democracy does not give way to individual or group dictatorship".
But the irony lies that the place that conducts justice does not have equal
representation of women, in itself.
In High Courts, women judges constitute 11.5%. Here in the Supreme Court, we
currently have four women justices out of the sitting 33. That makes it just
12%. Of the 1.7 million advocates, only 15% are women," Chief Justice Ramana
revealed the huge absence of women professionals in the field of law and
There are many reasons for this; one being legislature being male dominate as
well and their resistance in allowing more women in making laws. At higher job
positions sexual discrimination and nepotism plays an integral role, each and
every person has experienced this and has become indifferent to it.
"Second being; women judges are also at the receiving end of sexism. There have
been instances of losing male lawyers foul-mouthing them. A female judge in
Karkadoma court in Delhi filed, an FIR when she was subjected to sexist abuses
by a lawyer. But her own chief judicial magistrate reportedly asked her to
withdraw the complaint."
Thirdly, education plays a vital role, as a higher position such as judiciary,
various examinations are conducted for which the scores are taken into
consideration rather than the gender, even the SC/SC/OBCs do not have a
reservation for these exams.
The solution for overcoming this gender inequality include the wide spread
awareness through education of gender equality and the need of more female
participation in judiciary. It is important for people to know that when there
is equal representation in the judiciary, then only we will able to make more
landmark judgements towards women protection, equality, humanitarian laws etc.

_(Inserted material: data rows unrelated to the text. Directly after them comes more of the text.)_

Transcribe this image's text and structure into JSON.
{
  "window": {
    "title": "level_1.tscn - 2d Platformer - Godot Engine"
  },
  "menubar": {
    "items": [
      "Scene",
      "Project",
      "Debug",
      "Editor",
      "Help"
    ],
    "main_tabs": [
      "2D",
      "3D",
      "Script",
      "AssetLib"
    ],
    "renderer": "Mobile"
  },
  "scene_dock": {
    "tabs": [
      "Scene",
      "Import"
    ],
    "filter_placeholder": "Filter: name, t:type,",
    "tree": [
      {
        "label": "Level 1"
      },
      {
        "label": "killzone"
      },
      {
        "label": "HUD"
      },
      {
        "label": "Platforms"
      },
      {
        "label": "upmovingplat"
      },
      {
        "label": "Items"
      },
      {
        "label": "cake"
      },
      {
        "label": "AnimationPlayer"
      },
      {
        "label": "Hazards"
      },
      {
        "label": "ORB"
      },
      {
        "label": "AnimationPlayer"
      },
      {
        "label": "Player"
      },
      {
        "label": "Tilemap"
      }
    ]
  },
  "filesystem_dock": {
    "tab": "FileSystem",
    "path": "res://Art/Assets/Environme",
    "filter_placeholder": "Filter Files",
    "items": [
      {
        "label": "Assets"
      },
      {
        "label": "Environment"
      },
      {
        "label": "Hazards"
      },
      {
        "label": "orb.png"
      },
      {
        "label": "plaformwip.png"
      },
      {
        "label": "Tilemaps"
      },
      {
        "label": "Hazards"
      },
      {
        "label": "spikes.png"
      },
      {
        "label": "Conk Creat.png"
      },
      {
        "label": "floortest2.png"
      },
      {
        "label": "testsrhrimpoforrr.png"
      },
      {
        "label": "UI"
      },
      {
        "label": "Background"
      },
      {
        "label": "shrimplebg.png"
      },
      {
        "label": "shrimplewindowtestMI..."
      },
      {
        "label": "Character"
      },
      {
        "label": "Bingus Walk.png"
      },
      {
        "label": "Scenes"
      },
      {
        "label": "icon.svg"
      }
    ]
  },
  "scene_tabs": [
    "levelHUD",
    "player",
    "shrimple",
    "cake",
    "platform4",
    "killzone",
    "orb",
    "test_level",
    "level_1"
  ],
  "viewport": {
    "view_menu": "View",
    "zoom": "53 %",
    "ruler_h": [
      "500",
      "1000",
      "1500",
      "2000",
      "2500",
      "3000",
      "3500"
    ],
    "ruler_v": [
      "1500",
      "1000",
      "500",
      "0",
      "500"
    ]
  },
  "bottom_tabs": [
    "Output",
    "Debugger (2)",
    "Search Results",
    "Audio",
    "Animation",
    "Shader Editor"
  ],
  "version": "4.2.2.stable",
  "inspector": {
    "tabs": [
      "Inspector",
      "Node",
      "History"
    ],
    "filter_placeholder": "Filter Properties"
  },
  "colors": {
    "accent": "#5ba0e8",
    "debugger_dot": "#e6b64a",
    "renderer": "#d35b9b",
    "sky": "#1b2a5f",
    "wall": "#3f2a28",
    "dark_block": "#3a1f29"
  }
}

We need to psychologically develop the mentality of respect and equal position
of women even in higher levels of job.
Politically, new laws have to be made to increase female literacy, more female
employment and equal participation of women in legislature, executive and
judiciary as well.
when women are affected by crimes like rape, sexual harassment, eve-teasing, and
other related offences it is important that women step up take their position in
not only prohibiting these happening to them but also set guidelines and protect
other women from being a victim as well.
"Male officers are mostly occupying high posts in Government institutions and
they cannot deal women issues without prejudice, which is emphasized by rule of
In Vishaka v. State of Rajasthan
, a writ petition was decided by a
division bench comprising of J.S. Verma, C.J.I., S.V. Manohar and B.N. Kirpal,
JJ. The immediate cause of this petition was a brutal gang rape of a social
worker in Rajasthan which was brought up in a class action with the aim to take
up cudgels against sexual harassment of women at workplace through judicial
process in the absence of any suitable legislation.
This judgment laid down duties of the employer, preventive steps, criminal
proceedings, disciplinary actions, complaint mechanism, and awareness mechanism
and made the same binding and enforceable in law until suitable legislation gets
enacted. Through its analysis, Supreme Court concluded that sexual harassment in
the workplace is a violation of women's human rights. Guidelines like this
help like a stepping stone for women to encourage them for more participation in
different judicial positions.
In the conclusion, it is important that there is equal representation in
different sections of society as it shows the strength and vitality of a nation.
And it is time to show that women are not only the backbone to a family but to a
country as well. Equal representation and reducing gender insensitivity will not
only show that our country is progressing but also, that India is a step ahead
in being a developed country in the world.
- https://ncert.nic.in/ncerts/l/keps206.pdf, pg: 125
- Representative Judiciary In India: An Argument For Gender Diversity In
The Appointment Of Judges In The Supreme Court, Uday Shankar, Srichetha
Chowdhury, ILI Law Review Vol. II, Winter Issue 2019, pg;12